Impairment of ability to recognize, or comprehend the meaning of, various sensory stimuli, not attributable to disorders of the primary receptors or general intellect; receptive defects caused by lesions in various portions of the cerebrum.
[G. ignorance; from a- priv. + gnōsis, knowledge]

agnosia

A disorder of the ‘association’ areas of the brain, in which the person cannot correctly interpret sensory input. Agnosia commonly follows STROKE.

agnosia 
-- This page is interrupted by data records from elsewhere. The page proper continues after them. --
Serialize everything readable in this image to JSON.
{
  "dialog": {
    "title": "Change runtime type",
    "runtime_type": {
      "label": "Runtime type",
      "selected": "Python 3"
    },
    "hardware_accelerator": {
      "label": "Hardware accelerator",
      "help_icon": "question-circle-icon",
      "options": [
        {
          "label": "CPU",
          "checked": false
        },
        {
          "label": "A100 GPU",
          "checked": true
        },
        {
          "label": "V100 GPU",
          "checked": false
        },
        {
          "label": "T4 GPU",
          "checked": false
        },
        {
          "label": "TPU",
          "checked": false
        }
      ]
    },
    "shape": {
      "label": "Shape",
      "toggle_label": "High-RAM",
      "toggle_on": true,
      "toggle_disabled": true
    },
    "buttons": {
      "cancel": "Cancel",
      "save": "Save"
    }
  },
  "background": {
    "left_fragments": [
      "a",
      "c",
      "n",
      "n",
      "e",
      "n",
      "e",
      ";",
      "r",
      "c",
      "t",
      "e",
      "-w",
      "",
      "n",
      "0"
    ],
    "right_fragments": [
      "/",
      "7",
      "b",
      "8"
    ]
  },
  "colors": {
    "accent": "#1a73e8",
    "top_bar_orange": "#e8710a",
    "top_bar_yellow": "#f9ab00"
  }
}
Inability to recognize the import of sensory stimuli (e.g. to recognize colour, faces, shape and the orientation of objects), although the receptors and the sensory pathway are intact. The condition is attributed to bilateral lesions in the association areas of the cortex. If the sense of sight is affected, it is called visual agnosia (perceptual or psychic blindness). See alexia; optical apraxia; prosopagnosia.

agnosia (agnō´zēə, -zhə),

n a loss of ability to recognize common objects (that is, a loss of ability to understand the significance of sensory stimuli e.g., tactile, auditory, or visual] resulting from brain damage).
References in periodicals archive ?
To gain new insight into the neural basis of object recognition, the research team used neuroimaging and behavioural investigations to study visual and object-selective responses in the cortex of healthy controls and a participant called SM who, following selective brain damage to the right hemisphere of the brain, exhibited object agnosia.
Apraxia and agnosia are well documented in individuals with stroke and severe TBI, and symptoms are usually overt and relatively easy to detect.
Vinpocetine was highly effective in the 15-30 mg/day dose range in these patients in the parameters measured (Sandoz Clinical Assessment Geriatric Scale, Mini Mental State Questionnaire, Clinical Global Impression, Life Satisfaction Scale, dysarthria, agnosia, etc.
4) According to the American Psychiatric Association's DSM-IV, the diagnostic features of AD include impairment in memory, aphasia, apraxia, agnosia, and a disturbance in executive function.
Summary: I am suffering from a total state of agnosia.
In the early twentieth century, research on the biology of perception followed two basic approaches: agnosia studies that located different aspects of visual processing in the brain according to individual injuries and perceptual psychology experiments that isolated visual elements such as parallel lines (gratings) and color squares.
There are initial memory problems and later development of aphasia (language deterioration), apraxia (impaired motor function ability despite intact motor ability), agnosia (loss of ability to identify objects) and disturbances in executive functioning (as demonstrated in problems related to abstract thought and the management of complex behaviour).
He knows that difficulty as such, along with its cortege of problems and questions, is not a de facto state of affairs but a de jure structure of thought; that there is an acephalism in thought, just as there is an amnesia in memory, an aphasia in language and an agnosia in sensibility.
We can see the relevance of the mechanisms to objective time as manifest in the brain within certain cortical regions, but we cannot tie these (mechanisms) to the subjective feeling of time, as exemplified in the case of individuals suffering from time agnosia : the comprehension of time is altogether lost, although most normal mental processes may still function nevertheless.
AD is a chronic progressive disease characterized by memory loss and deficits in one or more of the following cognitive domains: aphasia (language disturbance), agnosia (failure to recognize people or objects in presence of intact sensory function), apraxia (inability to perform motor acts in presence of intact motor system), or executive function (plan, organize, sequence actions, or form abstractions).
5) And recent work on facial agnosia, the absence or loss of the ability to remember and recognize faces, indicates that the way we recognize faces in general is separate from the way we recognize individual faces.
Clinically, Alzheimer's disease manifests as an insidious memory impairment, with other possible symptoms including aphasia, apraxia, agnosia, and disturbances in executive functioning (APA, 2000).